K8S Dashboard Deployments

Though at first it's intimidating you will get used to the CLI you'll be able to see it more quickly from the command line with kubectl

...\kubernetes> kubectl get deployments
hello-minikube   1/1     1            1           8h

If you want to see the actual yaml of the deployment you can do

kubernetes> kubectl get deployment hello-minikube -o yaml
apiVersion: apps/v1
kind: Deployment
    deployment.kubernetes.io/revision: "1"
  creationTimestamp: "2020-02-22T09:34:44Z"
  generation: 1
    app: hello-minikube
  name: hello-minikube
  namespace: default
  resourceVersion: "736"
  selfLink: /apis/apps/v1/namespaces/default/deployments/hello-minikube
  uid: 072ecb27-b058-49ae-a21e-ab7de1712fff
  progressDeadlineSeconds: 600
  replicas: 1
  revisionHistoryLimit: 10
      app: hello-minikube
      maxSurge: 25%
      maxUnavailable: 25%
    type: RollingUpdate
      creationTimestamp: null
        app: hello-minikube
      - image: k8s.gcr.io/echoserver:1.10
        imagePullPolicy: IfNotPresent
        name: echoserver
        resources: {}
        terminationMessagePath: /dev/termination-log
        terminationMessagePolicy: File
      dnsPolicy: ClusterFirst
      restartPolicy: Always
      schedulerName: default-scheduler
      securityContext: {}
      terminationGracePeriodSeconds: 30
  availableReplicas: 1
  - lastTransitionTime: "2020-02-22T09:34:50Z"
    lastUpdateTime: "2020-02-22T09:34:50Z"
    message: Deployment has minimum availability.
    reason: MinimumReplicasAvailable
    status: "True"
    type: Available
  - lastTransitionTime: "2020-02-22T09:34:44Z"
    lastUpdateTime: "2020-02-22T09:34:50Z"
    message: ReplicaSet "hello-minikube-797f975945" has successfully progressed.

How do we see our new deployment?

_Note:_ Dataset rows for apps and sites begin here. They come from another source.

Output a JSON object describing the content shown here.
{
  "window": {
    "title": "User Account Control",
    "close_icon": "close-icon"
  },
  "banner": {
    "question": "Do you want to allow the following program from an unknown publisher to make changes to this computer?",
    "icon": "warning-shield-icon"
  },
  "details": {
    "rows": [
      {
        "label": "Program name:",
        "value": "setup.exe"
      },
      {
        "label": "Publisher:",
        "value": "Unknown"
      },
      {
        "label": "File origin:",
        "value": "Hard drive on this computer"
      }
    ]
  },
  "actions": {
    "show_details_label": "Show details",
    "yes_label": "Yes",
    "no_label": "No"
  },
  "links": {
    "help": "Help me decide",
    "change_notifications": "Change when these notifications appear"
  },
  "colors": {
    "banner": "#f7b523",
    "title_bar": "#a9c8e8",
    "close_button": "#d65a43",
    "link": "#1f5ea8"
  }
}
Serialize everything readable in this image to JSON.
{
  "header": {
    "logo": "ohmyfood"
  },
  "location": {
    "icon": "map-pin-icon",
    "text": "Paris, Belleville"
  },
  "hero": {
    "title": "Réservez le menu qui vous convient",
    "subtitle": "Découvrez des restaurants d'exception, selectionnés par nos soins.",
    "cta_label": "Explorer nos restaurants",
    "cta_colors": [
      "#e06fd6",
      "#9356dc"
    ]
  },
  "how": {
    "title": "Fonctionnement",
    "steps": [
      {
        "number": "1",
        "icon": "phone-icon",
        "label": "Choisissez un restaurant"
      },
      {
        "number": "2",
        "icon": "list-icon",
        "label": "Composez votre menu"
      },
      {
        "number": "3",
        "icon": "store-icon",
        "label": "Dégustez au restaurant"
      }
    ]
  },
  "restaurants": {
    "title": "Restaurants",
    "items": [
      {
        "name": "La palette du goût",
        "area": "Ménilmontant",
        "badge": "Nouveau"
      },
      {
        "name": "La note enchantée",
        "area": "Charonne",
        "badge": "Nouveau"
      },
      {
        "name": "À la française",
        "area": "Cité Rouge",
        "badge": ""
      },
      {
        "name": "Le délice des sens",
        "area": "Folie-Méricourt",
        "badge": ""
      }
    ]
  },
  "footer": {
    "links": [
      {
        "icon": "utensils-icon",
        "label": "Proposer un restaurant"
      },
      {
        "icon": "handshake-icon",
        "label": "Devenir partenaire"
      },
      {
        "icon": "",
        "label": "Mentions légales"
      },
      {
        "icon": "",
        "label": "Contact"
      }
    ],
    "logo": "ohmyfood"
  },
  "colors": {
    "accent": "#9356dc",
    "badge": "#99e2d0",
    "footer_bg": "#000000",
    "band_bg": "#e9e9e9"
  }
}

So we're created our first deployment how do we actually see it?

We need to make a service (svc) so that we can let kubernetes know that we'd like to expose that pod to a specific port on the kubernetes node, that we can then map to a load balancer in a more traditional sense. We're going to use the NodePort service type

kubectl expose deployment hello-minikube --type=NodePort --port=8080
service/hello-minikube exposed
Expose the deployment to port 8080 using NodePort service type

See our pods

\kubernetes> kubectl get pod
NAME                              READY   STATUS    RESTARTS   AGE
hello-minikube-797f975945-4dd7v   1/1     Running   0          8h

See our new service

kubernetes> kubectl get svc
NAME             TYPE        CLUSTER-IP      EXTERNAL-IP   PORT(S)          AGE
hello-minikube   NodePort   <none>        8080:31568/TCP   51s
kubernetes       ClusterIP       <none>        443/TCP          8h

Lets visualize it

kubectl port-forward svc/hello-minikube 8080
Forwarding from -> 8080
Forwarding from [::1]:8080 -> 8080
Handling connection for 8080
Handling connection for 8080

Now lets open our web browser and goto

So now we have seen what happens with our first service & deployment. Now that we're done with them lets clean up something we're done with.

Lets remove the service.

\kubernetes> kubectl delete svc hello-minikube
service "hello-minikube" deleted

Lets remove the deployment & the underlying pods

PS C:\Users\bill\kubernetes> kubectl delete deployment hello-minikube
deployment.apps "hello-minikube" deleted

Congratulations now we're done with our first deployment and service. We'll be adding more complex examples later.

If there is something you'd like to see feel free to leave a comment about it.